Teachers must go by the book

03 April 2013 - 02:44 By KATHARINE CHILD

When schools in Limpopo did not have textbooks last year there was national outrage. But textbooks are not always used well in the classroom.

According to the Department of Education, teachers do not always use the materials provided.

"The effective use of materials in the classroom is below what is possible and desirable, even when materials were present," its annual performance plan report says.

As a result, the department has committed itself to training and supporting teachers in the use of work books.

Professor Elizabeth Henning, director of the University of Johannesburg's centre for education practice research, said the new curriculum had fantastic textbooks and work books.

"On paper, it is world-class."

But "people forget what it is like to teach. [Teaching] is [often] crowd management. There are classes of 30 or 40 or more students and some teachers have never learnt how to use a textbook in class," she said.

"Teachers have had to deal with three new curriculums in 10 years. It is too much."

UJ dean of education professor Sarah Gravett said the recently scrapped outcomes-based education curriculum had not considered textbooks useful.

"For a long time textbooks did not form part of the teaching and learning at schools."

She agreed with Henning that some teachers needed training in the effective use of teaching materials.

The new curriculum, called CAPS, places great emphasis on textbooks, along with work books with practical exercises, for every child.

The department has distributed 60million workbooks in the past two years, according to the report.

But even with books and support, many teachers do not complete the curriculum. The report says independent research showed "inadequate coverage and major variation between schools".

The 2011 research checked whether Grade 6 pupils at 2000 schools across the country had finished the mandatory four language exercises a week:

  • In the Eastern Cape, only 2% of the 142071 pupils monitored had done the four exercises;
  • In Gauteng, 6% of 132928 pupils had completed their weekly work; and
  • The Western Cape had the highest completion rate - 18% of the 70710 pupils surveyed.

Gravett said the CAPS curriculum had clear timeframes to help teachers plan work.

"It can help them develop a rhythm and ensure schools realise they need to plan.
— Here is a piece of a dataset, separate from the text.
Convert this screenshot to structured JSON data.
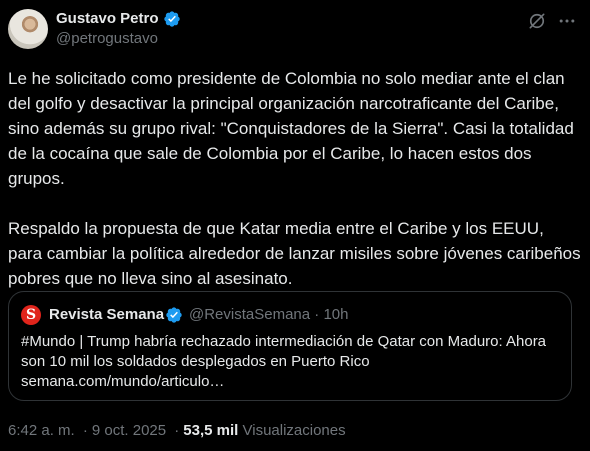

But it does have a disadvantage. Teachers might move on to new work when pupils need more time to grasp what they have already covered."

There was also the problem of teachers being at school but not instructing pupils.

The Department of Education was unavailable for comment.